So let's get to it.
Frankly, no one is really quite sure what to expect from the AFC West. There are just too many question marks and too many missing persons to predict that any of the teams will even have a mildly successful season. In reality, the squads in the division could be as different as night and day in terms of their success.
And luckily, the golf courses in the region are exactly the same way.
At the forefront of the two California destinations in this division is San Diego.

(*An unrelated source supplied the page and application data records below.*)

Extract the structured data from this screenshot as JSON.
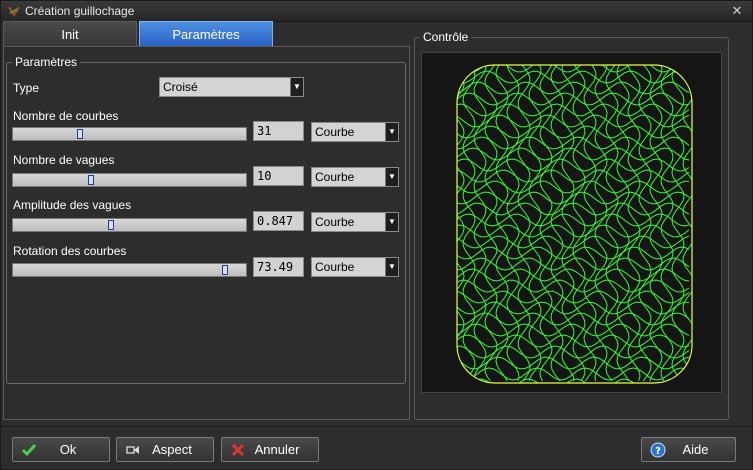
{
  "window": {
    "title": "Création guillochage",
    "close_glyph": "✕",
    "app_icon": "guilloche-app-icon"
  },
  "tabs": [
    {
      "label": "Init",
      "active": false
    },
    {
      "label": "Paramètres",
      "active": true
    }
  ],
  "params": {
    "group_label": "Paramètres",
    "type_label": "Type",
    "type_value": "Croisé",
    "rows": [
      {
        "label": "Nombre de courbes",
        "value": "31",
        "mode": "Courbe",
        "slider_fraction": 0.28
      },
      {
        "label": "Nombre de vagues",
        "value": "10",
        "mode": "Courbe",
        "slider_fraction": 0.33
      },
      {
        "label": "Amplitude des vagues",
        "value": "0.847",
        "mode": "Courbe",
        "slider_fraction": 0.42
      },
      {
        "label": "Rotation des courbes",
        "value": "73.49",
        "mode": "Courbe",
        "slider_fraction": 0.92
      }
    ]
  },
  "control": {
    "label": "Contrôle",
    "curve_color": "#33ff33"
  },
  "buttons": {
    "ok": {
      "label": "Ok",
      "icon": "check-icon"
    },
    "aspect": {
      "label": "Aspect",
      "icon": "aspect-icon"
    },
    "cancel": {
      "label": "Annuler",
      "icon": "cancel-x-icon"
    },
    "help": {
      "label": "Aide",
      "icon": "help-icon"
    }
  },
  "colors": {
    "accent": "#3a78d8",
    "background": "#2d2d2d"
  }
}
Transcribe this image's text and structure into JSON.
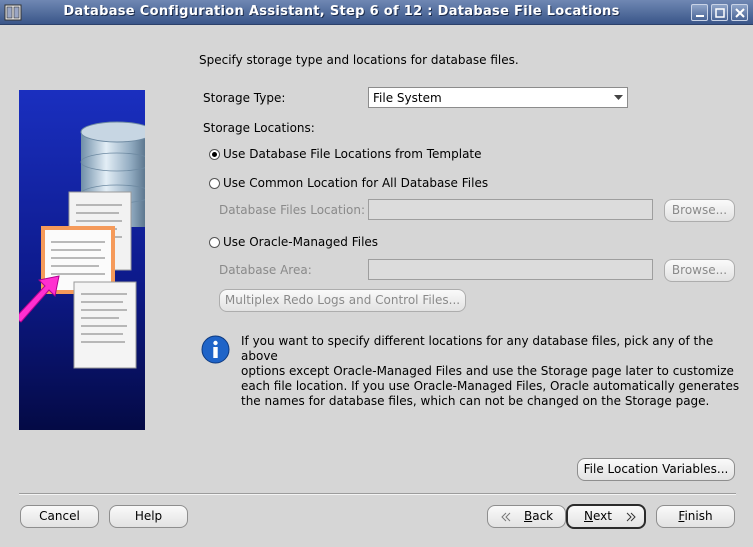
{
  "window": {
    "title": "Database Configuration Assistant, Step 6 of 12 : Database File Locations"
  },
  "intro": "Specify storage type and locations for database files.",
  "storage_type": {
    "label": "Storage Type:",
    "value": "File System"
  },
  "storage_locations": {
    "label": "Storage Locations:",
    "options": [
      {
        "label": "Use Database File Locations from Template",
        "selected": true
      },
      {
        "label": "Use Common Location for All Database Files",
        "selected": false
      },
      {
        "label": "Use Oracle-Managed Files",
        "selected": false
      }
    ],
    "files_location_label": "Database Files Location:",
    "database_area_label": "Database Area:",
    "browse_label": "Browse...",
    "multiplex_label": "Multiplex Redo Logs and Control Files..."
  },
  "info": {
    "lines": [
      "If you want to specify different locations for any database files, pick any of the above",
      "options except Oracle-Managed Files and use the Storage page later to customize",
      "each file location. If you use Oracle-Managed Files, Oracle automatically generates",
      "the names for database files, which can not be changed on the Storage page."
    ]
  },
  "file_location_variables_label": "File Location Variables...",
  "footer": {
    "cancel": "Cancel",
    "help": "Help",
    "back_mnemonic": "B",
    "back_rest": "ack",
    "next_mnemonic": "N",
    "next_rest": "ext",
    "finish_mnemonic": "F",
    "finish_rest": "inish"
  },
  "colors": {
    "titlebar": "#3a5689",
    "panel": "#d6d6d6",
    "side_image": "#0d1a8c"
  }
}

Promising characteristics of the region include knee knocking ocean views, mountains looming in the background, a fair share of canyons and flat out dozens of playable courses.
Any time you can hit a course that is home to a popular PGA Tour spot for under a hundred bucks, you know you are in the promise land, and this is just the case with Torrey Pines. Widely considered the best in the area, the city-owned course hosts the Buick Invitational every season and has witnessed its fair share of down-to-the wire finishes. Out of towners get in for just under a hundred dollars, while local residents will play for about a quarter of that.

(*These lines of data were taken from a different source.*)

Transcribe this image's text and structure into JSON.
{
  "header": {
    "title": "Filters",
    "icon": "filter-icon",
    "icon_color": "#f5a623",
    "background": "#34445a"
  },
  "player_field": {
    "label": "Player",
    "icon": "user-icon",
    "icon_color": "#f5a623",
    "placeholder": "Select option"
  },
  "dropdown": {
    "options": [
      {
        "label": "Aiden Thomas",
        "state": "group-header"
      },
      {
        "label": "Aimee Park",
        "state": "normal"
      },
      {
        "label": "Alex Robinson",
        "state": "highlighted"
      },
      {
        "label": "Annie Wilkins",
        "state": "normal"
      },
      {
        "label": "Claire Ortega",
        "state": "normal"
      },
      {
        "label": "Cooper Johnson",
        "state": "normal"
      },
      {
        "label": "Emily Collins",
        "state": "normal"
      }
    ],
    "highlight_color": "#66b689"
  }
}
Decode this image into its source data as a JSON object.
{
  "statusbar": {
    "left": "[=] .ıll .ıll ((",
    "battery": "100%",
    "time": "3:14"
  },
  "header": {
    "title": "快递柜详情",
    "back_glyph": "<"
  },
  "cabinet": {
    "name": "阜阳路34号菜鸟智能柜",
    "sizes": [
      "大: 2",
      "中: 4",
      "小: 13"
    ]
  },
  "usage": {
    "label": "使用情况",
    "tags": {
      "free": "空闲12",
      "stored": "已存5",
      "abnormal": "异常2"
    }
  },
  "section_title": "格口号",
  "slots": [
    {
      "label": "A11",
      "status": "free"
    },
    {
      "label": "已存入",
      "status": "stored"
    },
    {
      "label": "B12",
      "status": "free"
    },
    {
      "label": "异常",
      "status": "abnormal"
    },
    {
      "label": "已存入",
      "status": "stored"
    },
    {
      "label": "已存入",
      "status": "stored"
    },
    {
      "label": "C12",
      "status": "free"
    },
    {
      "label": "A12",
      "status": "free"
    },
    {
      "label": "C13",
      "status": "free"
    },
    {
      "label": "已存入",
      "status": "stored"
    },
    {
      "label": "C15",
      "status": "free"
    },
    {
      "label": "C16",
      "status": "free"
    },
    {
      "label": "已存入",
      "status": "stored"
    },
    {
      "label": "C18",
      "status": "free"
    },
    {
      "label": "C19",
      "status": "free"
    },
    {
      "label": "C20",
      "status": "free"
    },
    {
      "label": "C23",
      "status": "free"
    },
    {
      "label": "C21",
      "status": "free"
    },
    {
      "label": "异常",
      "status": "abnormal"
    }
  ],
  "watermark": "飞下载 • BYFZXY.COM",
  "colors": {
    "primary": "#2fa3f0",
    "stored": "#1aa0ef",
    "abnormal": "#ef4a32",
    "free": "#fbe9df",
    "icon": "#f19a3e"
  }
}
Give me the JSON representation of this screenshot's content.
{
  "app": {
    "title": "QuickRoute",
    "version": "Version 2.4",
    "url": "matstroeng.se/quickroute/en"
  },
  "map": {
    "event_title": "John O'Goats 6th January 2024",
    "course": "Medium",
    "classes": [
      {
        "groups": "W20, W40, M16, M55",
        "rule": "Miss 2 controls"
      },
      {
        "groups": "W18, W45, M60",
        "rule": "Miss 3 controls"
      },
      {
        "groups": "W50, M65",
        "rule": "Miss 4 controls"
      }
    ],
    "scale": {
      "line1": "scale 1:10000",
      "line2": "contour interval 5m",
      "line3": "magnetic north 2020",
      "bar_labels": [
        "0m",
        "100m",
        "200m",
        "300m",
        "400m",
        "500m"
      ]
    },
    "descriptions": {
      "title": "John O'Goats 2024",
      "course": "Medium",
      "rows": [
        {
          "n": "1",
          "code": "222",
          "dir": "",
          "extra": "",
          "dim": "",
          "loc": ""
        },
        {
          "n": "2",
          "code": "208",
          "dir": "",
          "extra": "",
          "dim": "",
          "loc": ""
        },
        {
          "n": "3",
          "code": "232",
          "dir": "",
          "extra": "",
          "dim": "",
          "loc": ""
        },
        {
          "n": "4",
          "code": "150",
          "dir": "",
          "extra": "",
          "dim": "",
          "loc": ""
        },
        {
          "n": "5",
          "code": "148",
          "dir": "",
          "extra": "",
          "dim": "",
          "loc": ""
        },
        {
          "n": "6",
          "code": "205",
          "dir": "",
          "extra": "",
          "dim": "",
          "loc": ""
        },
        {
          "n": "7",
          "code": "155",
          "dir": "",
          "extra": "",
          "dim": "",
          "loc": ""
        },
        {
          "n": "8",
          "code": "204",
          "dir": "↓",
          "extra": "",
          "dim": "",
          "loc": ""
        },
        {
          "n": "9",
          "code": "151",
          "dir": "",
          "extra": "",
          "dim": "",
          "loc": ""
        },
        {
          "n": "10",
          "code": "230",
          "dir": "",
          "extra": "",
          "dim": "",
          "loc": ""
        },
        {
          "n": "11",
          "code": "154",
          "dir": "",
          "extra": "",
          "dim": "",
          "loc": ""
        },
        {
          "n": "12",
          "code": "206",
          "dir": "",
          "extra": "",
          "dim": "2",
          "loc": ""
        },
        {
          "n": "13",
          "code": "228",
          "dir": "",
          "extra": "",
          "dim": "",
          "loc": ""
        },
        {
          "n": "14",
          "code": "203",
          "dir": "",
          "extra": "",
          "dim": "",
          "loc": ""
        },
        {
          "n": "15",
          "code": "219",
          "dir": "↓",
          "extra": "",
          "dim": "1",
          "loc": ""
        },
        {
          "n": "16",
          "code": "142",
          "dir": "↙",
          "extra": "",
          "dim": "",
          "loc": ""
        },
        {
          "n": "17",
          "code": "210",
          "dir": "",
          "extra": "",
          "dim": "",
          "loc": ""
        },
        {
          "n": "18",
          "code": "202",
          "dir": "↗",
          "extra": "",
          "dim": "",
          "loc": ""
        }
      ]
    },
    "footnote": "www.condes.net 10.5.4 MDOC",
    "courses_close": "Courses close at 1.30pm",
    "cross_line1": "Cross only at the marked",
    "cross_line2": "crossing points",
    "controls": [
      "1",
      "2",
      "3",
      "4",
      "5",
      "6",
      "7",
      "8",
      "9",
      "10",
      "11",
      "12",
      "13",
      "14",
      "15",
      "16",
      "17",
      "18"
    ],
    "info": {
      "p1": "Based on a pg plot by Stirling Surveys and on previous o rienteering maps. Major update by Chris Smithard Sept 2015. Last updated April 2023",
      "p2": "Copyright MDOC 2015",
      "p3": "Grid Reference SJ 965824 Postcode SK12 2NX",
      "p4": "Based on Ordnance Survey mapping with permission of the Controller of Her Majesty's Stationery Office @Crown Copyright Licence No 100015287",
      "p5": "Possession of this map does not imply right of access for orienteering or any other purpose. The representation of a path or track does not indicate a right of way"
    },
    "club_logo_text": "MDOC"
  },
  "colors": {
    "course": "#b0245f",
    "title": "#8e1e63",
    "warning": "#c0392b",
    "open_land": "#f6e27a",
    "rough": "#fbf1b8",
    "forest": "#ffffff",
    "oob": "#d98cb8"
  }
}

The La Costa Golf Resort and the splendid Carlton Oaks, the one Pete Dye design in the area, are also worth a Saturday afternoon visit. And the list of great tracks goes on and on, upward into the 40's. The good news? Super Bowl XXXVII in San Diego January 26. Consider planning to stay a week. The golf is that good.
Even though San Diego takes the golfing prize in this division, Denver is nipping at its heels, especially because of the big name designers that keep stopping by. Tom Weiskopf's Ridge at Castle Pines is a gem that quickly comes to mind, and is only about a Jason Elam field goal away from downtown. Catch the course after October for more manageable greens fees.
Two other mentionable tracks are the babies of the area. Pete Dye's Green Valley Ranch is a great mixture of challenging Dye holes and breathtaking beauty. The Homestead at Murphy Creek opened in 2000 and was quickly praised as one of the nation's top ten new affordable courses.
It's hard to push a California city down on the list this far, but part of what makes Oakland unattractive to the traveling golfer is that to get the quality stuff, you have to pony up an appropriate amount of dough. But, that aside, there are some beautiful courses in the area.
The Silverado Resort and Country Club is about 50 miles from the Oakland Airport, and is home to a regular Senior Tour stop. The golf is superb, but the 1200-acre resort that is conveniently located smack dab in the middle of the Napa Valley Wine Country is just as worth the journey. Eagle Ridge is another good choice, as is the Pasatiempo Golf Club, although at certain times of the year is the priciest of the bunch.
Falcon Ridge is the area's best public course, and one of the top five or ten in the state. The fairways are hilly, the greens brutal, and the service unbeatable. And the rates aren't that bad either.
Destined to knock Falcon Ridge off of its lofty perch is Tiffany Greens, a Robert Trent Jones II designed track and home to yet another Senior Tour stop. Although this course is crowded with a lot of members, daily tee times are available to public, and they are worth snatching up.
1. Kansas City - Let's go out on a limb here and say that Dick Vermeil knew what he was doing when he turned the Rams around, and that this is the year that the Chiefs return to the ranks of the playoff contenders. Plausible? Yeah, what the heck.
2. Oakland - Granted, the men in black are without their fearless leader, and in their first two preseason games the Raiders only managed to post 10 points. But these guys have a lot of talent and shouldn't fall too far from their successful, albeit, heartbreaking, 2001 campaign.
3. Denver - All looked well until Terrell Davis retired. Now everything is up in the air, and it most likely will all land on the shoulders of Brian Griese. At least Shannon Sharpe has returned, guaranteeing that even if they stink, the Broncs will at least have great news conferences.
4. San Diego - Oh, Marty Schottenheimer, why won't you just give the starting job to Doug Flutie? He deserves it. The earlier the Chargers realize Drew Brees needs another year on the sidelines, the better chance they have of avoiding a stormy season.
August 22, 2002